- Fun, H.K.; Hemamalini, M.; Samshuddin, S.; Narayana, B.; Yathirajan, H.S. Methyl-4,6-bis(4-fluorophenyl)-2-oxocyclohex-3-ene-1-carboxylate. Acta Cryst. 2010, E66, o864–o865. [Google Scholar]
- Baktir, Z.; Akkurt, M.; Samshuddin, S.; Narayana, B.; Yathirajan, H.S. 2,4-Bis(4-fluorophenyl)-2,3-dihydro-1H-1,5-benzodiazepine. Acta Cryst. 2011, E67, o1262. [Google Scholar]
- Baktir, Z.; Akkurt, M.; Samshuddin, S.; Narayana, B.; Yathirajan, H.S. 3,5-Bis(4-fluorophenyl)-4,5-dihydro-1H-pyrazole-1-carbaldehyde. Acta Cryst. 2011, E67, o1292–o1293. [Google Scholar]
- Allen, F.H.; Kennard, O.; Watson, D.G.; Brammer, L.; Orpen, A.G.; Taylor, R. Tables of bond lengths determined by X-ray and neutron diffraction. Part I. bond lengths in organic compounds. J. Chem. Soc. Perkin Trans. 2 1987, S1–S19. [Google Scholar]
- Oxford Diffraction. In CrysAlis PRO and CrysAlis RED; Oxford Diffraction Ltd.: Oxfordshire, UK, 2010.
- Sheldrick, G.M. A short history of SHELX. Acta Cryst. 2008, A64, 112–122. [Google Scholar]

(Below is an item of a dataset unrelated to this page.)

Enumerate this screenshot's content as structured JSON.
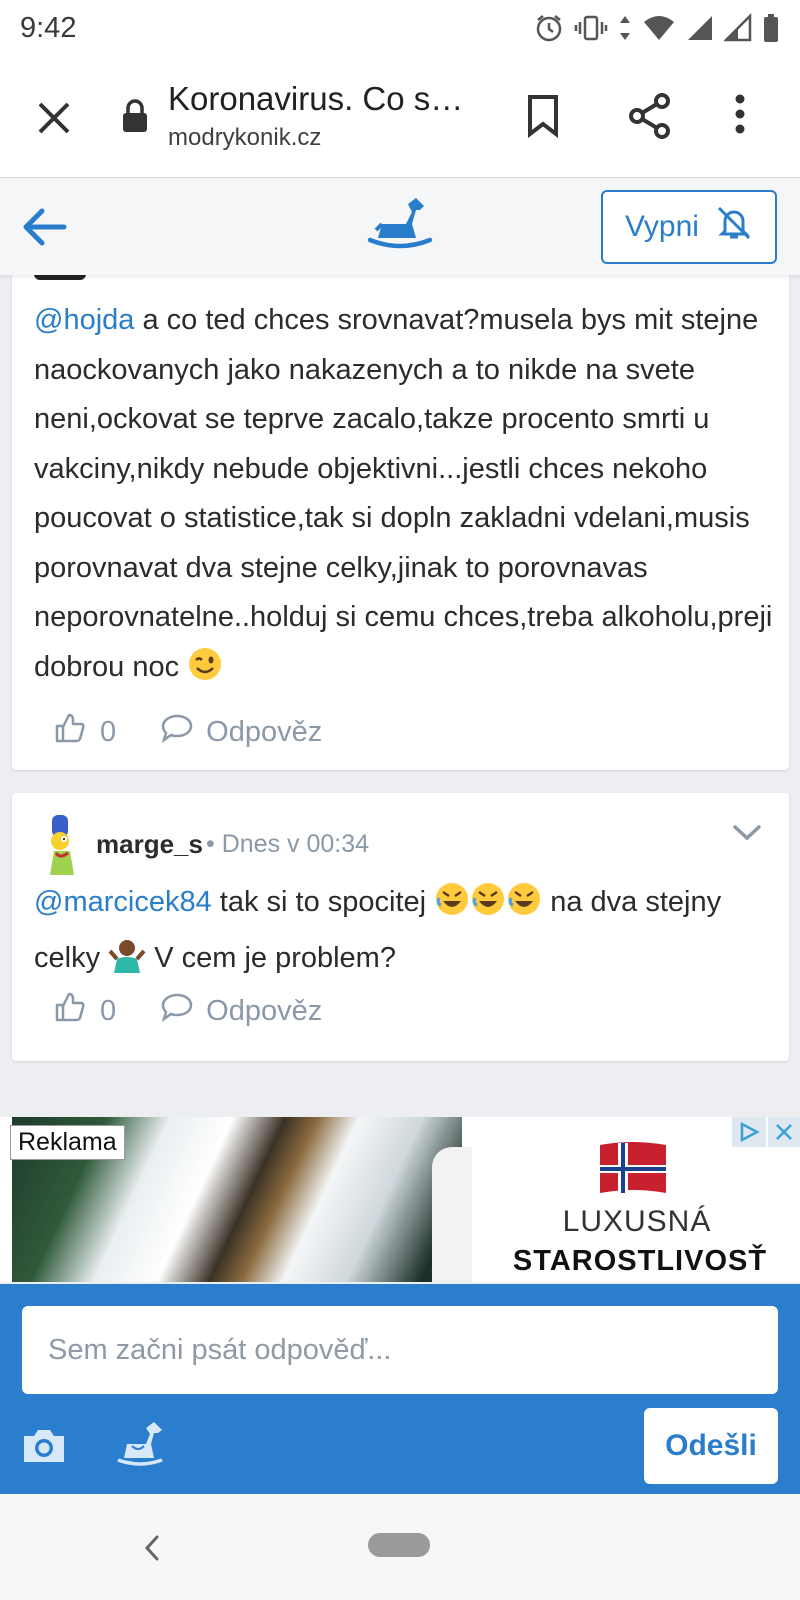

© 2012 by the authors; licensee MDPI, Basel, Switzerland. This article is an open-access article distributed under the terms and conditions of the Creative Commons Attribution license (http://creativecommons.org/licenses/by/3.0/).